And even now, even while Russian planes and artillery bomb population centers in Ukraine, the best that the Western consensus can produce as a rebuke is an incremental set of sanctions that won’t impede Russia’s main export business at all. Small wonder China decided that it’s better to work with Putin. Why bother aligning with the West when they’re barely acting in their own defense as it is?

China does seem a bit nonplussed at Russia’s all-out invasion, however. They apparently expected something much less kinetic, and now want Putin to enter into “balanced negotiations” with Ukraine to dial it down a bit:

The Chinese president has urged Vladimir Putin to resolve the conflict with Ukraine “through negotiations” as the Russian army doubled down on its invasion.

Xi Jinping told his Russian counterpart to use “balanced negotiations” in a phone call on Friday, the first publicised meeting between the two leaders since Putin’s visit to Beijing during the Winter Olympics. …

China’s refusal to acknowledge the all-out military assault and the attack on cities such as Kyiv, much less join in international condemnation of it, reflects the strength of Xi’s relationship with Putin, according to experts.

Putin responded that he’s open to the idea, but on his terms and on friendly turf only:

Vladimir Putin is prepared to send a delegation to Minsk for negotiations on Ukraine’s neutrality as Russia continues its full-scale invasion of Ukraine, the Kremlin said on Friday.

Dmitry Peskov, the Russian president’s spokesman, said that Russia was ready to send a group from its defence and foreign ministries alongside Kremlin officials for talks with Ukraine in the Belarusian capital.

Russia’s conditions, however, effectively amount to Ukraine’s surrender. Peskov said that Russia considered “demilitarisation and de-Nazification” of Ukraine, Putin’s ostensible reason for the invasion, to be an “inseparable component of neutral status”.

That’s not a promising development. That may be why the EU has decided to escalate sanctions a little more today, according to Bloomberg and the Financial Times. They plan to seize the assets of Putin and Russian foreign minister Sergei Lavrov as a penalty for the invasion:

European Union diplomats approved a plan to sanction Russian President Vladimir Putin and Foreign Minister Sergei Lavrov over the invasion of Ukraine, a move that would freeze their overseas assets, according to two senior officials.

The asset freeze, which comes in addition to a broader package of sanctions that the EU approved early Friday, does not affect the ability of Putin or Lavrov to travel, the officials said, as the EU seeks to keep diplomatic avenues open.

The details of Putin’s wealth are something of a mystery. Officially, he owns hardly any assets. His annual income is about 10 million rubles ($120,850), and he owns three cars and an apartment, according to his latest financial disclosure.
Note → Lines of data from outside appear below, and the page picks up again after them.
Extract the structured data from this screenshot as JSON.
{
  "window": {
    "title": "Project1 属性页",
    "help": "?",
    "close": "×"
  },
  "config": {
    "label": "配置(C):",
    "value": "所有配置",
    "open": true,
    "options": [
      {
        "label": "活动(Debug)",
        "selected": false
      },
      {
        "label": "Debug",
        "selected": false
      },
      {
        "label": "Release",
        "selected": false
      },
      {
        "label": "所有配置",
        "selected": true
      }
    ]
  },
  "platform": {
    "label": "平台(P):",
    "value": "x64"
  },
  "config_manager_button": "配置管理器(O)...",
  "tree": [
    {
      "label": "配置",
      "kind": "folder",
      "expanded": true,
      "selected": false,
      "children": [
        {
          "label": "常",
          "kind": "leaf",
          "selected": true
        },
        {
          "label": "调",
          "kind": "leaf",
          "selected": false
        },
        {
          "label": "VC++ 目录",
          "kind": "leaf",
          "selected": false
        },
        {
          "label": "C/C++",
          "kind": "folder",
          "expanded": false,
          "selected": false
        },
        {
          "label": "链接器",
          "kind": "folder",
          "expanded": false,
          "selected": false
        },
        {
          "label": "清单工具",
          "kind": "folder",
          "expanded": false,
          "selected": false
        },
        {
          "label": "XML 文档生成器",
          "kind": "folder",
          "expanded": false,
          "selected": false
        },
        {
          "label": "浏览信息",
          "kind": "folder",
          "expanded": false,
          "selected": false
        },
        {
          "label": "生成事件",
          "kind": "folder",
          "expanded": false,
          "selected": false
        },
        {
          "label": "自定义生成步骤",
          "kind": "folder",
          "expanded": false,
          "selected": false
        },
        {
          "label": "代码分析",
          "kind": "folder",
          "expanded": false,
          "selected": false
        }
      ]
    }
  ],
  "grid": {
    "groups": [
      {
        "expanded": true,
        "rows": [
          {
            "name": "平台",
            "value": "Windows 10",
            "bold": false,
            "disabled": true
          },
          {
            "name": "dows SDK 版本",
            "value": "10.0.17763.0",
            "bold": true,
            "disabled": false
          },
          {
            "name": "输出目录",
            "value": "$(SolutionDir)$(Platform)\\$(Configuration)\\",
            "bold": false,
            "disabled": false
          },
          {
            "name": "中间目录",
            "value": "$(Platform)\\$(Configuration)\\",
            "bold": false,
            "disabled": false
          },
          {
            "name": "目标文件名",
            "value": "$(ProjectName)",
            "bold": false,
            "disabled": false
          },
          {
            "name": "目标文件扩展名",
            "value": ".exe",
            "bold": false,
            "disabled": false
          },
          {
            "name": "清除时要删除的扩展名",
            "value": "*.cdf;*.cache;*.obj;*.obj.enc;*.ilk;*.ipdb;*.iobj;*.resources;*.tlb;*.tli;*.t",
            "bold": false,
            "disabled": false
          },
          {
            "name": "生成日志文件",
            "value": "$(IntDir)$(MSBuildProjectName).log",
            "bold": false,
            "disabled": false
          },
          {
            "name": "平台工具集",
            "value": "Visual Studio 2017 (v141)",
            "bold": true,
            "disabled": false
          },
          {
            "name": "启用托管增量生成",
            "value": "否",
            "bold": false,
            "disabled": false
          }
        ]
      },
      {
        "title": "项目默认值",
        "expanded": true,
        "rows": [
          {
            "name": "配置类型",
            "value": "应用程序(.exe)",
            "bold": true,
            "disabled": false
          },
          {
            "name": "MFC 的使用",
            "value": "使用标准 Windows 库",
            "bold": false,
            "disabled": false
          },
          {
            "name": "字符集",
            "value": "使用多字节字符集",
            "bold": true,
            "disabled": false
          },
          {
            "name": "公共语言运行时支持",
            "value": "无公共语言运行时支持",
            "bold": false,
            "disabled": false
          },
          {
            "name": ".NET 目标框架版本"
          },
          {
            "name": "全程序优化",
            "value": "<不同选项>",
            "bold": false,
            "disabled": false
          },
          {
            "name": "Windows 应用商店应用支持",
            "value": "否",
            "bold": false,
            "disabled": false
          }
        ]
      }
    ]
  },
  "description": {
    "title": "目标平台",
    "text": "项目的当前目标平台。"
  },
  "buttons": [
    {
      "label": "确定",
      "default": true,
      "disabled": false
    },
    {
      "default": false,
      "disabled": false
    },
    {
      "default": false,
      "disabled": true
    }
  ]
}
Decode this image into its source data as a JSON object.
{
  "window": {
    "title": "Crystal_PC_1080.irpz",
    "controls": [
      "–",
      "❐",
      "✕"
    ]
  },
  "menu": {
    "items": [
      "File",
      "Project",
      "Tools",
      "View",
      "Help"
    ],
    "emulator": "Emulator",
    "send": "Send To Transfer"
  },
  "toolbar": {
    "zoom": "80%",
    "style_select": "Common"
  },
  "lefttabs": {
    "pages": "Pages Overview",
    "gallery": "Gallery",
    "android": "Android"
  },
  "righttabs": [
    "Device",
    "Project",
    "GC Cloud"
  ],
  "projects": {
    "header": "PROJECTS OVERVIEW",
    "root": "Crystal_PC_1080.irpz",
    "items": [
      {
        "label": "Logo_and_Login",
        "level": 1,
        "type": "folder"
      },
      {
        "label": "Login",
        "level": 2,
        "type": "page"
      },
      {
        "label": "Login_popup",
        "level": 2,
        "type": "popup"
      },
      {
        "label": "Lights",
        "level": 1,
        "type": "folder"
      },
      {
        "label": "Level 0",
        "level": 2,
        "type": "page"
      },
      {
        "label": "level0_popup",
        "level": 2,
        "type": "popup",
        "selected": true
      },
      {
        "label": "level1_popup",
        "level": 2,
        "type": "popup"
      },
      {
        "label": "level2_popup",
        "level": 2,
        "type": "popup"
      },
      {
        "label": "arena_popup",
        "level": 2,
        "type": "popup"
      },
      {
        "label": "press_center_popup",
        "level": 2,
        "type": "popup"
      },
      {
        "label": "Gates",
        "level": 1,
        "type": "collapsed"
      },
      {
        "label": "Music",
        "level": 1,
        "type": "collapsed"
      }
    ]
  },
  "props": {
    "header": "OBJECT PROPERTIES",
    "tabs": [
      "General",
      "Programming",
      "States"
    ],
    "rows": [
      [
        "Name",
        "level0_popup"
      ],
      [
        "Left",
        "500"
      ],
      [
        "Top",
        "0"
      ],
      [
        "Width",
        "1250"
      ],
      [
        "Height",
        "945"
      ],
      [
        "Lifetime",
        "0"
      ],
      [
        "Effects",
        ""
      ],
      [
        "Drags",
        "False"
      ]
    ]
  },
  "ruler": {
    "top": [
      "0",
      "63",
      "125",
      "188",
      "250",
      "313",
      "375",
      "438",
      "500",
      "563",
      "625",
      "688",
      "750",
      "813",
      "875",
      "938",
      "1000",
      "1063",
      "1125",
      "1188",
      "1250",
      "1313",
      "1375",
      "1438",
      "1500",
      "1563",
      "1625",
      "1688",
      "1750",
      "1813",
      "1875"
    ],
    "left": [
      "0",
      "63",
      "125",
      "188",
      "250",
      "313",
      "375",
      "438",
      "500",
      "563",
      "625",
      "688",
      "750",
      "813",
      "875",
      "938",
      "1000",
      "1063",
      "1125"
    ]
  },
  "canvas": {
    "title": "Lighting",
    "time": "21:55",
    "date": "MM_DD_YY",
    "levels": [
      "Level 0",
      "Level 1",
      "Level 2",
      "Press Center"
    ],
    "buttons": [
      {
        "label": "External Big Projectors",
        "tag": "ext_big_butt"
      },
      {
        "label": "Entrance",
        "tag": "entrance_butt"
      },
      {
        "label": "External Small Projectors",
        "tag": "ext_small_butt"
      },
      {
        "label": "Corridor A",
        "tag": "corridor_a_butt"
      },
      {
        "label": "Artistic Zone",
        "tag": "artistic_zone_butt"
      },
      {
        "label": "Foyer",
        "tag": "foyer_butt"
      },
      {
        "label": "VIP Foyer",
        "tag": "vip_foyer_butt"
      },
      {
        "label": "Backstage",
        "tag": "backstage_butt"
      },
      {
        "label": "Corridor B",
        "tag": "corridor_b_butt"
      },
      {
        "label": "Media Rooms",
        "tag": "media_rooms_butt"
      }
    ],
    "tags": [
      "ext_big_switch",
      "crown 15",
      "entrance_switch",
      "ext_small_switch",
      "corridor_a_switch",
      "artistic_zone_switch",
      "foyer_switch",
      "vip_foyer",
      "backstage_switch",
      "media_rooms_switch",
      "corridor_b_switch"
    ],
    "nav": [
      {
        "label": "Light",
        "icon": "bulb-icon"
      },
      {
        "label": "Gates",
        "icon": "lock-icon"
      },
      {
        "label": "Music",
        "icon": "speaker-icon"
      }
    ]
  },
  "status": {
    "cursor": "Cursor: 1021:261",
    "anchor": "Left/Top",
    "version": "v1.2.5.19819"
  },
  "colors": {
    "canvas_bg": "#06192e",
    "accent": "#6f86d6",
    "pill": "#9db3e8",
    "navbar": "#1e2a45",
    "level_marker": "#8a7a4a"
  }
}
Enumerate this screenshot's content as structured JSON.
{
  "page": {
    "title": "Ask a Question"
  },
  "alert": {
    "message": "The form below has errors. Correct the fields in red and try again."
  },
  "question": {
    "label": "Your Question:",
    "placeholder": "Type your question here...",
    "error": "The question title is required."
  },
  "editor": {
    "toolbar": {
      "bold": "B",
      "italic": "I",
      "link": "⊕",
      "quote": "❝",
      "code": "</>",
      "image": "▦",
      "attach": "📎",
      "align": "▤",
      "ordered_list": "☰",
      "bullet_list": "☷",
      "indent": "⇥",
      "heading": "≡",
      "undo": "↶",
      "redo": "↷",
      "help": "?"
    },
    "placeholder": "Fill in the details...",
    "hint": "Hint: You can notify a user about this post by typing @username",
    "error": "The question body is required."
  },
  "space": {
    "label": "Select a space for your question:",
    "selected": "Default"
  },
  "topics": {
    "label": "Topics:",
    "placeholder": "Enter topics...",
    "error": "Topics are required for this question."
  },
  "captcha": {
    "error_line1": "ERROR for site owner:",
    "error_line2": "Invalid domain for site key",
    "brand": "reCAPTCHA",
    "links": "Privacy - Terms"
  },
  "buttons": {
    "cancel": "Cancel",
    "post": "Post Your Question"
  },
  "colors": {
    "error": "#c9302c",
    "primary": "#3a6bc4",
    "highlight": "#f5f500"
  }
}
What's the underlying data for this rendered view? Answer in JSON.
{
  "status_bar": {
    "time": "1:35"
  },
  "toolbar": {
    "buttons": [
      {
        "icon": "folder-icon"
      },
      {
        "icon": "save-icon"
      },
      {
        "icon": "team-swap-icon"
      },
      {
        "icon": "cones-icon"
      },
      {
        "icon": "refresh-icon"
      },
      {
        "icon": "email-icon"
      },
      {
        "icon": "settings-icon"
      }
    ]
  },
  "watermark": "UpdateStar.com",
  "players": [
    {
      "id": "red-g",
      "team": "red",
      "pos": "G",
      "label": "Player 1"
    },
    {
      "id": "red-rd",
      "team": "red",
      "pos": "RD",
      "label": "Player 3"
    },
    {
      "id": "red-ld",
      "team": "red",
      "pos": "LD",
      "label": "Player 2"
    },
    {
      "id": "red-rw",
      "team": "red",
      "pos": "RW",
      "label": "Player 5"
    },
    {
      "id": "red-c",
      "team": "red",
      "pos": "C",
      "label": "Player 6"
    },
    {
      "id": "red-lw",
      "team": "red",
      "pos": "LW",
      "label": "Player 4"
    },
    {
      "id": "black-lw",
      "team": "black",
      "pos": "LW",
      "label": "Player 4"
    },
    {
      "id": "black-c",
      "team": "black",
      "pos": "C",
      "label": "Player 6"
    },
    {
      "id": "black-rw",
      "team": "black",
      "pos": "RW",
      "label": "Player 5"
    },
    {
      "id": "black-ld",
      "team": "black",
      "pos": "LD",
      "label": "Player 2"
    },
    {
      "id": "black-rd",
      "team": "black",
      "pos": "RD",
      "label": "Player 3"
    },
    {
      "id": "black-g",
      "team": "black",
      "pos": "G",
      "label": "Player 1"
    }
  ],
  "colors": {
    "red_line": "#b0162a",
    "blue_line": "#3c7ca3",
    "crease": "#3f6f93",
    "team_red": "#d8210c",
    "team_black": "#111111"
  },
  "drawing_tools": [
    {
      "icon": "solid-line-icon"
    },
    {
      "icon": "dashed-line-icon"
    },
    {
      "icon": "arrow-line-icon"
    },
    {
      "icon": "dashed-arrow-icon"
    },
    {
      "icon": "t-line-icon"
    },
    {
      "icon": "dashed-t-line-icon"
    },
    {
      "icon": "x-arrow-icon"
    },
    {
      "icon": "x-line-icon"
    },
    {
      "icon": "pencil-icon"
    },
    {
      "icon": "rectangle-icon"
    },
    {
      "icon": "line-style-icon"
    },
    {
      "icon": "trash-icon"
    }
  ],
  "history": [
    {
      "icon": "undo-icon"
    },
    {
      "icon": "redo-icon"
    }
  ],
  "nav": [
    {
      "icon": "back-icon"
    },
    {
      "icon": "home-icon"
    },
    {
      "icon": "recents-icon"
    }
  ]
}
Putin’s wealth is rumored to be among the largest in the world, but it’s almost certainly not located in EU institutions or in the US either. He might hold some nominal wealth in such places, but he’s far more likely to have it stashed in South America and Asia — perhaps especially in China. The only way to disrupt Putin’s access to wealth is to cut Russia out of the SWIFT program, and Putin already knows that won’t happen after Biden’s presser yesterday. Biden declared that he’d wait “a month” or so to see what impact these incremental sanctions will have, by which time Ukraine will likely have been completely invested by Russian forces. (The long and bloody occupation that would follow this will have only just begun, of course.)

If this is the best that the White House can do for spin, it’s an admission that their influence around the world — and by extension, American influence — has hit its nadir.